I was recently at a showing for a home which was on almost a half acre of land, .45 to be exact. The house probably could have been torn down and would have been easier to deal with but, the sales price was only $54.9K and my buyer really wanted to make something of it. Upon further inspection, we couldn’t make sense of it, at least not for her. She was planning to use a 203 (k) loan for the purchase and it would have cost more to fix it than it would have been worth in the end. This is the opposite extreme. She was a single lady with all the gumption in the world but, she didn’t have a construction crew in her hip pocket. They don’t just appear out of thin air and well, it’s no secret that sometimes they don’t show up at all. So, be very careful about what you get yourself into. Do Not, I repeat, Do Not hire a fly by night construction firm. Do your research and make sure that they are licensed, bonded and insured. Sometimes, even the good guys make mistakes and if they do, at least you’ll be covered.
ROI stands for Return on Investment. It is a simple calculation used for any number of investments from stocks and bonds to real estate and it can help you to easily comprehend the percentage of gain or loss on your transaction.
Here is the formula.
ROI = (Gain on investment – Cost of investment) / Cost of investment
This is what you should consider as the basis for your transaction before you ever begin. You will want to know how much you stand to gain or lose before you invest.
As in Example #1. If you purchase the house for $50K and it costs you $70K to fix it up then it sells for $150K this is how the formula would look.
($150K – $120K ) / $120K = .25 or 25% ROI
For the purpose of this demonstration, I’ve used the most simplistic application of this formula. When trying to determine Return on Investment (ROI) for varied types of transactions, you should include in your calculation the time it takes to come up with the end result.
ROI + Time
Again, for example, if you were doing two fix and flip jobs and you wanted to determine which one was the most profitable. You would want to include the amount of time it took to reach the end result especially if one house took a year to come to completion and the other only took five months.
Let’s use example #2 here.
($150K – $125K) / $125K = .20 or 20% ROI
If, in this example, it took us 5 months to come to completion but, in example #1 it took us 12 months we would have to make an additional calculation. There are 12 months in a year and we would need to adjust for that so…
In example #1 you would calculate .25 / 12mo = .02 or approximately 2% per month as your gain.
And, in example #2 you would do the same .20 / 5mo = .08 or approximately 8% per month as your gain.
Here you can see that while it appears in Scenario #2 you made less money overall, your ROI per month is greater than that of Example #1.
To Be Continued…
There are numerous contributing factors to the profitability of any fix and flip project. Please note that I have only skimmed the surface of this subject and I do plan on diving deeper in future blog posts.

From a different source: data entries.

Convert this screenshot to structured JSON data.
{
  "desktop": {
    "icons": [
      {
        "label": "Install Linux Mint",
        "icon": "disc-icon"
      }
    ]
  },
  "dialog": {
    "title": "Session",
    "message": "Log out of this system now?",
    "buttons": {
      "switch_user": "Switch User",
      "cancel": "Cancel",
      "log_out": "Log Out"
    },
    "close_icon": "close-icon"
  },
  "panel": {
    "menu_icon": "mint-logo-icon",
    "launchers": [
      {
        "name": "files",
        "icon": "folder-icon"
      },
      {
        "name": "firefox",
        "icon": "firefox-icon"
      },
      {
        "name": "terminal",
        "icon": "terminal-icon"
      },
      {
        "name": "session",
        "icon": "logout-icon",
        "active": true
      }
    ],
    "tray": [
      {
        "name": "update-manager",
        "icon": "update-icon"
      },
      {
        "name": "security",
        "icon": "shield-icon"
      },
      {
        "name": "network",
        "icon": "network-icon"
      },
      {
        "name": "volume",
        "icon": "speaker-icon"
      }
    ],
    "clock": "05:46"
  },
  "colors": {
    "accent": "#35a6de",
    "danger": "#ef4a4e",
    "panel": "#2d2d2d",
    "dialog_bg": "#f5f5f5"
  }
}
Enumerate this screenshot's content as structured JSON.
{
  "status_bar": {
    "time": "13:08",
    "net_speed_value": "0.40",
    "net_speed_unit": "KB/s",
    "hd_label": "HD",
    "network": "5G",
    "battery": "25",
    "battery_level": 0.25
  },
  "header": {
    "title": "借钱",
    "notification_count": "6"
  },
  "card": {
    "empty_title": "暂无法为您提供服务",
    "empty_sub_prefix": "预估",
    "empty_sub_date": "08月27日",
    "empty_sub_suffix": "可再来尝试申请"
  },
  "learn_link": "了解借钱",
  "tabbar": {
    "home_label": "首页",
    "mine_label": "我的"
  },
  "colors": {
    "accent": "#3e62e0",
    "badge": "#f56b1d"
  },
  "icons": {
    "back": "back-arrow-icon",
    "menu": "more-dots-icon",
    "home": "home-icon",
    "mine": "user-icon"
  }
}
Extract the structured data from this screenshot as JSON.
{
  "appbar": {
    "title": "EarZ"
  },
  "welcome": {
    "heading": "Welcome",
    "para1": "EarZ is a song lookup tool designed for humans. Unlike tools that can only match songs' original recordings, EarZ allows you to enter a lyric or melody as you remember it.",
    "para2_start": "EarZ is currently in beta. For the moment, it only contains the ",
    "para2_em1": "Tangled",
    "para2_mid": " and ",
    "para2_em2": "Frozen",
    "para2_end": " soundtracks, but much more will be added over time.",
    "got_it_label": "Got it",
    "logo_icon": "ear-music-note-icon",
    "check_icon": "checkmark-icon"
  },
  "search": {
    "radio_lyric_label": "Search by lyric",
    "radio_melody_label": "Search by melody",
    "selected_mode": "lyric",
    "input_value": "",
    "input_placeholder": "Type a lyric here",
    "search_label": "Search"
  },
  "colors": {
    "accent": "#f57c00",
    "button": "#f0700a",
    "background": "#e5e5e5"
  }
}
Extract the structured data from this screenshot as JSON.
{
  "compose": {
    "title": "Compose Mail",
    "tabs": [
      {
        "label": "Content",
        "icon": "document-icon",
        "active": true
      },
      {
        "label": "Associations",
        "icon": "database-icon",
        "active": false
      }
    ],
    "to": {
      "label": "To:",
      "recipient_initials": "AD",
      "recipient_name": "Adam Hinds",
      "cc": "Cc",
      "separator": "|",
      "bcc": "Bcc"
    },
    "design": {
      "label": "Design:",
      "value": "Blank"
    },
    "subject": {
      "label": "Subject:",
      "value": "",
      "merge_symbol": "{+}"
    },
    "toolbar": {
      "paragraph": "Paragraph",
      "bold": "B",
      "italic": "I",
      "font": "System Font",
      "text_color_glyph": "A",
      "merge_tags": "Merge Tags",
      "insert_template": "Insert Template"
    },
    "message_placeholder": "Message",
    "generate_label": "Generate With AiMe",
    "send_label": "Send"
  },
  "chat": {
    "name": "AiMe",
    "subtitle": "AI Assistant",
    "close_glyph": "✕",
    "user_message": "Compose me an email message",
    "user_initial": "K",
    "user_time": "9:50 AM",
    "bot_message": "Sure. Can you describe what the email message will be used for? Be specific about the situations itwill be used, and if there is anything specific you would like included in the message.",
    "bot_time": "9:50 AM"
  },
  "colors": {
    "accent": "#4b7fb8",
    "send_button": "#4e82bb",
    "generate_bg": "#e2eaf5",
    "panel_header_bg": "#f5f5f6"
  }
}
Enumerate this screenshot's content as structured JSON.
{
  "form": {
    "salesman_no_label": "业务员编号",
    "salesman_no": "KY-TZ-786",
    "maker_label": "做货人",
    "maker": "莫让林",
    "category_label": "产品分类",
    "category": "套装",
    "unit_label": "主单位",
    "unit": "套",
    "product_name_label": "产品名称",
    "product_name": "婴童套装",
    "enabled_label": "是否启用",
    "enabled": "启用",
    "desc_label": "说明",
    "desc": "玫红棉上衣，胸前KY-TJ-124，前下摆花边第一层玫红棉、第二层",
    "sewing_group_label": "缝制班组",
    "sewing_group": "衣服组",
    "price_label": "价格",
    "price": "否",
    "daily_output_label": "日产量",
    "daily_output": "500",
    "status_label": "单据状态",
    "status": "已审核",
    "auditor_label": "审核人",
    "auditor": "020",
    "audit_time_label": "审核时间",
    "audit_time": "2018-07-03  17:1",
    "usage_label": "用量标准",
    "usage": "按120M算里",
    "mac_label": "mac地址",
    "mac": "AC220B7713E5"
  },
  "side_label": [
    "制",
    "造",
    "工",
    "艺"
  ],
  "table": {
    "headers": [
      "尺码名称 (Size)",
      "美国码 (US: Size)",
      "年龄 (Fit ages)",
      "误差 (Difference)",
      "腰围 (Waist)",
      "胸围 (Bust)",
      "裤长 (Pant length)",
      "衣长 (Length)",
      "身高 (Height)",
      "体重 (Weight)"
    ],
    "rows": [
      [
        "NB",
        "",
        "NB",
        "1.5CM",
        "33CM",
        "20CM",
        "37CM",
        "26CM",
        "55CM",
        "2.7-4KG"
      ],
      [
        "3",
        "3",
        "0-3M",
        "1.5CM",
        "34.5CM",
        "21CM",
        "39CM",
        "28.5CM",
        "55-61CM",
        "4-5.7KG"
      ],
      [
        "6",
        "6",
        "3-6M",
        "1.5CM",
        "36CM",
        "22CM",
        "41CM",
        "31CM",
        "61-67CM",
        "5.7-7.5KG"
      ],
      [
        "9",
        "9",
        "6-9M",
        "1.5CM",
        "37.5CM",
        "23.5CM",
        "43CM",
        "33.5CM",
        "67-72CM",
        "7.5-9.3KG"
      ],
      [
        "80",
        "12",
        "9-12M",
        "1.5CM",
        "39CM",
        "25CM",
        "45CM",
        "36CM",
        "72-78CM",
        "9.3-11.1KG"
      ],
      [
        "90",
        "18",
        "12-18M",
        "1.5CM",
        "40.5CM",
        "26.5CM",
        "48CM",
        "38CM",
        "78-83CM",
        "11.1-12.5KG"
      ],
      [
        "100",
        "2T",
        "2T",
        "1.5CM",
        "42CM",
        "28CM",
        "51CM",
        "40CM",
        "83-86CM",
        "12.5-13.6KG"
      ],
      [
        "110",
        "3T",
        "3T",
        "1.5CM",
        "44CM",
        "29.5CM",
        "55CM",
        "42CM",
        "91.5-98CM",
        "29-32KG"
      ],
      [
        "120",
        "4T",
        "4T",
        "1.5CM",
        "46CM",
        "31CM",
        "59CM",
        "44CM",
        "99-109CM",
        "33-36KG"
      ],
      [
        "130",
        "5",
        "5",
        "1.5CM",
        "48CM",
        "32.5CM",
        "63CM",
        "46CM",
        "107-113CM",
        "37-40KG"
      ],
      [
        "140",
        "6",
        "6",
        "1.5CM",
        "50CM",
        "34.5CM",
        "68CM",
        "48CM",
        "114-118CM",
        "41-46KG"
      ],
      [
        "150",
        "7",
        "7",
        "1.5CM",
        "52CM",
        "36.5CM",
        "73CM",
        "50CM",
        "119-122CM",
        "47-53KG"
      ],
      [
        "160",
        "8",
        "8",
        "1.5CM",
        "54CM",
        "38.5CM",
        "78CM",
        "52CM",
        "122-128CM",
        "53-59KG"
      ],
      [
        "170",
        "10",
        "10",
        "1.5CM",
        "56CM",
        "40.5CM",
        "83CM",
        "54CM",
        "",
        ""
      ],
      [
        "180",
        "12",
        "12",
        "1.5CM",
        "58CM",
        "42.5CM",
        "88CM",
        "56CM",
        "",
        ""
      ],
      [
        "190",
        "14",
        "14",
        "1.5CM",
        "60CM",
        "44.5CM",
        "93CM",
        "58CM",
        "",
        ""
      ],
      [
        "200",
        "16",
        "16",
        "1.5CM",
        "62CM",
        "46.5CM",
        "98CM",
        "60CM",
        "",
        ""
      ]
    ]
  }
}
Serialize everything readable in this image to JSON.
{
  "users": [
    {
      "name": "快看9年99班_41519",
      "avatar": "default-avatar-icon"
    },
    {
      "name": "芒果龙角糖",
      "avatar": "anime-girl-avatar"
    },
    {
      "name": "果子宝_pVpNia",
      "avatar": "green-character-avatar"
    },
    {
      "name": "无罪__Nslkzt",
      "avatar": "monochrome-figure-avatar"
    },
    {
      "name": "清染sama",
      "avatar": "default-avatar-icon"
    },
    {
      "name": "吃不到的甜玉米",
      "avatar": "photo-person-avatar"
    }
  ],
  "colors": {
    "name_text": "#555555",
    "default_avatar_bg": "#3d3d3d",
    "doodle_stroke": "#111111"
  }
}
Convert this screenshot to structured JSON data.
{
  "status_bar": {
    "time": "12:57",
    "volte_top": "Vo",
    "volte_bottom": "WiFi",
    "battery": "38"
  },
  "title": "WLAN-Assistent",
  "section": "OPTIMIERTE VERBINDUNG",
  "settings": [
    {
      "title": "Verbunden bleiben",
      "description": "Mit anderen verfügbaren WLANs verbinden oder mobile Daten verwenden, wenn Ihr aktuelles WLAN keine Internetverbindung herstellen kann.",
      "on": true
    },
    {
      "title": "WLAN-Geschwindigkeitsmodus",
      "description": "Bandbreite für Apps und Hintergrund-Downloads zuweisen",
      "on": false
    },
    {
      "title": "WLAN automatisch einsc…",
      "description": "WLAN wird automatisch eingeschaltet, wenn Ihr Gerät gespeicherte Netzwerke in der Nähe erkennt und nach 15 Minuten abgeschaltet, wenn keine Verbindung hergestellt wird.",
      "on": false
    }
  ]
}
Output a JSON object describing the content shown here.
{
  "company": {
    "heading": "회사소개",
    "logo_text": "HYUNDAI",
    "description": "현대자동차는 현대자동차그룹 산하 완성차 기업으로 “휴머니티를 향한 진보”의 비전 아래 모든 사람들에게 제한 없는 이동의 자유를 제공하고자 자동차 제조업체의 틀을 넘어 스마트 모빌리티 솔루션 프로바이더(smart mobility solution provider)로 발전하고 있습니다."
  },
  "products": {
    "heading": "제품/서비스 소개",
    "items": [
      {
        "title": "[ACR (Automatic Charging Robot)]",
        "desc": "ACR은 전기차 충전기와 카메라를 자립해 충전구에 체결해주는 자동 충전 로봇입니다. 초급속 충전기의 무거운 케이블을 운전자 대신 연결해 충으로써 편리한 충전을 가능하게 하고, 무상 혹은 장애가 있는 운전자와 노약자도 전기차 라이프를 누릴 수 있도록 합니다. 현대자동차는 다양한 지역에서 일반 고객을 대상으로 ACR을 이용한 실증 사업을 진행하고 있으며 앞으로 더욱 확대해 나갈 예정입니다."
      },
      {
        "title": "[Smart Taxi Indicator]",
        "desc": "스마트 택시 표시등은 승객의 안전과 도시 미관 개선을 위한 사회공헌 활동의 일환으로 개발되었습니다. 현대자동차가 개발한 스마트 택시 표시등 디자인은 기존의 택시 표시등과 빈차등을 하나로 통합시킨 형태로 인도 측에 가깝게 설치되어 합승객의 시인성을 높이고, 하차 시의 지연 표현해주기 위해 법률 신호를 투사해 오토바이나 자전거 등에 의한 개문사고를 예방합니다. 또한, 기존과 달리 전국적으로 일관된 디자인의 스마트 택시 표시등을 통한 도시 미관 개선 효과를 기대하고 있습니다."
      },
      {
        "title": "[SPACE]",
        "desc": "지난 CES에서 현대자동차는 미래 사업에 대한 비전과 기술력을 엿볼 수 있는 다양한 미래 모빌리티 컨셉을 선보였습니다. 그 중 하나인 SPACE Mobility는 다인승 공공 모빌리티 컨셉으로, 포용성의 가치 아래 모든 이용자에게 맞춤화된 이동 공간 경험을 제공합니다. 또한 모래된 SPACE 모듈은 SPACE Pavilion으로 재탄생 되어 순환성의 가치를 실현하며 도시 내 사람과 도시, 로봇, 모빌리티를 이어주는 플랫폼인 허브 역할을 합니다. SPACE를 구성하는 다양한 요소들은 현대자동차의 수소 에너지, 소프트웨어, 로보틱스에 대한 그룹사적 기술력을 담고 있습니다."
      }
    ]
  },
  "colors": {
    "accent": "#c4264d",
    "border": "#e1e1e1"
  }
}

For now, I hope you have found this information to be useful. If I can help you to find a suitable property for investment or even for your personal use feel free to call, text or email me anytime.